_ACTIVITY:_ Nothing should be left out when you copy the entries below.

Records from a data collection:
----------------

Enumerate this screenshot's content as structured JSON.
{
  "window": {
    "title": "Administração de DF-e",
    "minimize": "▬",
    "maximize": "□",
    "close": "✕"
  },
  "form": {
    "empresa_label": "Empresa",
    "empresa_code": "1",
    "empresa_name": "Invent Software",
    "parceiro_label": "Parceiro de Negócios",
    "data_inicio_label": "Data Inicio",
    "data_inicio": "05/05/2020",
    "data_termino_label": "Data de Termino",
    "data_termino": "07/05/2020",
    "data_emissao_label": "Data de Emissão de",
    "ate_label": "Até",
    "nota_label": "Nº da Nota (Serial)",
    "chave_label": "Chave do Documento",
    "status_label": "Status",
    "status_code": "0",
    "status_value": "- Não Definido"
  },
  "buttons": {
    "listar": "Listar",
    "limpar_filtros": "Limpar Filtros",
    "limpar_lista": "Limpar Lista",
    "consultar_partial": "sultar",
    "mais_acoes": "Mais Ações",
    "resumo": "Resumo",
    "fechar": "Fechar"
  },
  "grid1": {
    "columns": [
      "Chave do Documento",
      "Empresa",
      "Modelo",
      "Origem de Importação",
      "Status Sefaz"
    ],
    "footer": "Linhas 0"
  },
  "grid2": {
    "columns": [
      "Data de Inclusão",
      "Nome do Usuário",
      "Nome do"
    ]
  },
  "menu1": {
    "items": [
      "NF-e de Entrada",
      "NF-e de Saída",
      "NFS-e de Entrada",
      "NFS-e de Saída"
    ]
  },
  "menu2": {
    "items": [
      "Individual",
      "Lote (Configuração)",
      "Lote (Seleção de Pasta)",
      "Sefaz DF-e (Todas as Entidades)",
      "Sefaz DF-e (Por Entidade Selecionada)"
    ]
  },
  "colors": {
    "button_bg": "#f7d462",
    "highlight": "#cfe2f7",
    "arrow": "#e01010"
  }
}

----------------

_RESULT OF THE TASK:_
Enumerate this screenshot's content as structured JSON.
{
  "window": {
    "title": "Administração de DF-e",
    "minimize": "▬",
    "maximize": "□",
    "close": "✕"
  },
  "form": {
    "empresa_label": "Empresa",
    "empresa_code": "1",
    "empresa_name": "Invent Software",
    "parceiro_label": "Parceiro de Negócios",
    "data_inicio_label": "Data Inicio",
    "data_inicio": "05/05/2020",
    "data_termino_label": "Data de Termino",
    "data_termino": "07/05/2020",
    "data_emissao_label": "Data de Emissão de",
    "ate_label": "Até",
    "nota_label": "Nº da Nota (Serial)",
    "chave_label": "Chave do Documento",
    "status_label": "Status",
    "status_code": "0",
    "status_value": "- Não Definido"
  },
  "buttons": {
    "listar": "Listar",
    "limpar_filtros": "Limpar Filtros",
    "limpar_lista": "Limpar Lista",
    "consultar_partial": "sultar",
    "mais_acoes": "Mais Ações",
    "resumo": "Resumo",
    "fechar": "Fechar"
  },
  "grid1": {
    "columns": [
      "Chave do Documento",
      "Empresa",
      "Modelo",
      "Origem de Importação",
      "Status Sefaz"
    ],
    "footer": "Linhas 0"
  },
  "grid2": {
    "columns": [
      "Data de Inclusão",
      "Nome do Usuário",
      "Nome do"
    ]
  },
  "menu1": {
    "items": [
      "NF-e de Entrada",
      "NF-e de Saída",
      "NFS-e de Entrada",
      "NFS-e de Saída"
    ]
  },
  "menu2": {
    "items": [
      "Individual",
      "Lote (Configuração)",
      "Lote (Seleção de Pasta)",
      "Sefaz DF-e (Todas as Entidades)",
      "Sefaz DF-e (Por Entidade Selecionada)"
    ]
  },
  "colors": {
    "button_bg": "#f7d462",
    "highlight": "#cfe2f7",
    "arrow": "#e01010"
  }
}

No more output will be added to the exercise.